2011 Draft Similarity Scores
The NCAA’s deadline to withdraw from the NBA draft has passed and the field is now set. Frustrated with the amount of subjective analysis surrounding the draft, especially comparisons based mostly around physical appearance, I attempted last spring to create a statistical means for comparing draft prospects to draft prospects from previous seasons. Here is a little explanation of the impetus for this project:
For years, every guard with exceptional leaping ability was potentially the next Michael Jordan. Every long white player who can shoot is the next Larry Bird, Keith Van Horn or Adam Morrison; depending on the era. Although, in some parts of Rhode Island they’re referred to as the second coming of Austin Croshere. Every point guard from Gonzaga is the next John Stockton, every huge, awkward center is the next Greg Ostertag and every shot-blocking center with African roots is the next Dikembe Mutombo. These comparisons, based on skin color, position, the college they attended or one singular attribute, do a diservice to the players and fans alike.

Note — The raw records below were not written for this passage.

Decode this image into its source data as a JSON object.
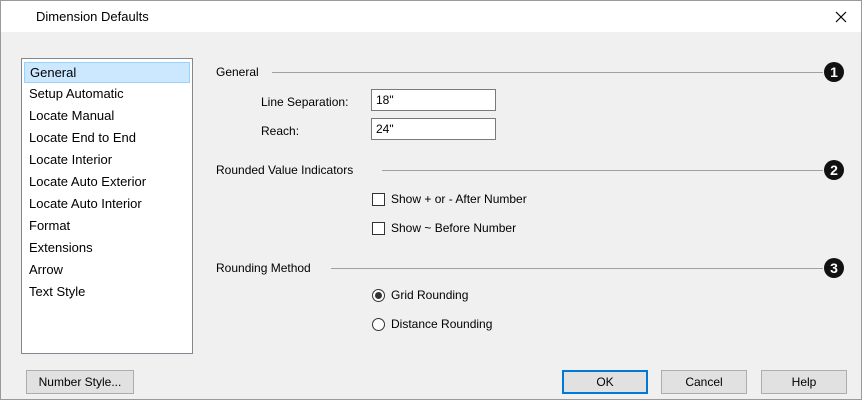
{
  "window": {
    "title": "Dimension Defaults"
  },
  "nav": {
    "items": [
      {
        "label": "General",
        "selected": true
      },
      {
        "label": "Setup Automatic"
      },
      {
        "label": "Locate Manual"
      },
      {
        "label": "Locate End to End"
      },
      {
        "label": "Locate Interior"
      },
      {
        "label": "Locate Auto Exterior"
      },
      {
        "label": "Locate Auto Interior"
      },
      {
        "label": "Format"
      },
      {
        "label": "Extensions"
      },
      {
        "label": "Arrow"
      },
      {
        "label": "Text Style"
      }
    ]
  },
  "general": {
    "group_label": "General",
    "callout": "1",
    "line_separation_label": "Line Separation:",
    "line_separation_value": "18\"",
    "reach_label": "Reach:",
    "reach_value": "24\""
  },
  "rounded": {
    "group_label": "Rounded Value Indicators",
    "callout": "2",
    "show_plus_minus_label": "Show + or - After Number",
    "show_plus_minus_checked": false,
    "show_tilde_label": "Show ~ Before Number",
    "show_tilde_checked": false
  },
  "rounding": {
    "group_label": "Rounding Method",
    "callout": "3",
    "grid_label": "Grid Rounding",
    "grid_selected": true,
    "distance_label": "Distance Rounding",
    "distance_selected": false
  },
  "buttons": {
    "number_style": "Number Style...",
    "ok": "OK",
    "cancel": "Cancel",
    "help": "Help"
  },
  "colors": {
    "selection_bg": "#cce8ff",
    "default_button_border": "#0078d7",
    "callout_bg": "#111111"
  }
}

The idea was to create an objective method for comparing players, instead of having to rely so heavily on subjective observation. I recognize that this is largely an over-reaction which creates its own set of problems. This system is based on college statistics, and just those from the season before the player was drafted. Therefore, it doesn’t capture potential, patterns of development, personality, or athleticism; besides how it is tangentially reflected in a player’s production. What these similarity scores are meant to identify are the players who produced at the most comparable level to each draft prospect. John Hollinger, of ESPN, and Kevin Pelton, of Basketball Prospectus, both have similar systems, which haven’t been released yet for this year’s draft. However, theirs compare draft prospects to NBA players and are much more valuable in predicting potential career arcs for each player. Mine is merely a snapshot - at this moment in time Player A’s college production is most similar to Player B’s.
I’ve changed my technique a little since last year. I’ve refined the statistical categories, as well as slightly changing the output. The categories I settled on this season are:
- Minutes per Game
- Points per 40 minutes
- Offensive Rebounds per 40 minutes
- Defensive Rebounds per 40 minutes
- Assists per 40 minutes
- Steals per 40 minutes
- Blocks per 40 minutes
- Personal Fouls per 40 minutes
- 2PT Field Goal Percentage
- 3PT Field Goal Percentage
- Free Throw Percentage
- Free Throw Attempts per 40 minutes
- 3PT Attempts per Field Goal Attempt
- Assists per Field Goal Attempt
- Pure Point Rating
- Percentage of Team’s Possessions Used
- Points per Possession
- Field Goal Attempts per Possession
- Turnovers per Possession
My database for comparison uses every collegiate player selected in the 1st Round of the draft going back to 2001. A few 2nd Round picks from last year’s draft are included as well. Each prospect for this year’s draft is compared to that set in each of the 21 categories. I took the absolute value of the standardized difference between each player’s performance in each category, and multiplied it by 10. That total is then subtracted from 1000. Each similarity score is then on a scale from 0-1000, 0 representing complete opposites, 1000 representing a perfect match. The technique was borrowed from this Basketball-Reference article. My system is not perfect, many of the comparisons are not as statistically close as I would have hoped, others are certainly head-scratching. As usual, I’ll take what I’ve learned and try to improve on it in the future.
For this year’s list of prospects I took the first 40 collegiate players listed in Draftexpress.com’s 2011 Mock Draft. The list is below. My plan is to create a separate page for each prospect showing the results. On each page you will find links to draft profiles, and a comically over-sized table showing the stats for the 10 most similar players. I will be populating the list below with links as the pages are finished. However, all the calculations are done and the spreadsheet can be accessed here. As always, feedback and comments are always welcome.